→ **The task**:
Out of all the lines below, count those with the word "Nine". Give the number only.

Dataset rows for apps and sites:
·····

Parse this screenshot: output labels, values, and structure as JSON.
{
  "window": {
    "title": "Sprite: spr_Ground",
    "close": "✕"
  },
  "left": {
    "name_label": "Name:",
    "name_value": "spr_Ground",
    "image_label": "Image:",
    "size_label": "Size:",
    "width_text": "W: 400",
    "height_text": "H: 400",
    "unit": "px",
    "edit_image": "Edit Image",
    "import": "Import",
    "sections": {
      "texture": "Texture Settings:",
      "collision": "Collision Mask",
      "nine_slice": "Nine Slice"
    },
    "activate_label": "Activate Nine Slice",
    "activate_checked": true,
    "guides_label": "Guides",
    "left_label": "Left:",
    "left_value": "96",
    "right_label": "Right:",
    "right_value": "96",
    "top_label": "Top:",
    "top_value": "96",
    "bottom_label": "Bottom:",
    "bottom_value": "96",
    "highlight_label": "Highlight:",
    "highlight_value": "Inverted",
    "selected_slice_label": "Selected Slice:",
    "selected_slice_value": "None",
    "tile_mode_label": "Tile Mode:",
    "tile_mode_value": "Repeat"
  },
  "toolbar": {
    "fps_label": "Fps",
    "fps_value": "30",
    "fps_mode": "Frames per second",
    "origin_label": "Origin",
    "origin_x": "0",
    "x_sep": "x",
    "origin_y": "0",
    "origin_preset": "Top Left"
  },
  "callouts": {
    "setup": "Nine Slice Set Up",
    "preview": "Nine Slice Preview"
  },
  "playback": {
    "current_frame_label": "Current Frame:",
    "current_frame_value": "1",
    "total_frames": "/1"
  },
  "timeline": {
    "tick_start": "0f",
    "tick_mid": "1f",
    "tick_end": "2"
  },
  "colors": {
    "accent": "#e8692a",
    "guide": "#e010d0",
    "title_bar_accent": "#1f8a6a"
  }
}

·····

→ **Task response**:
4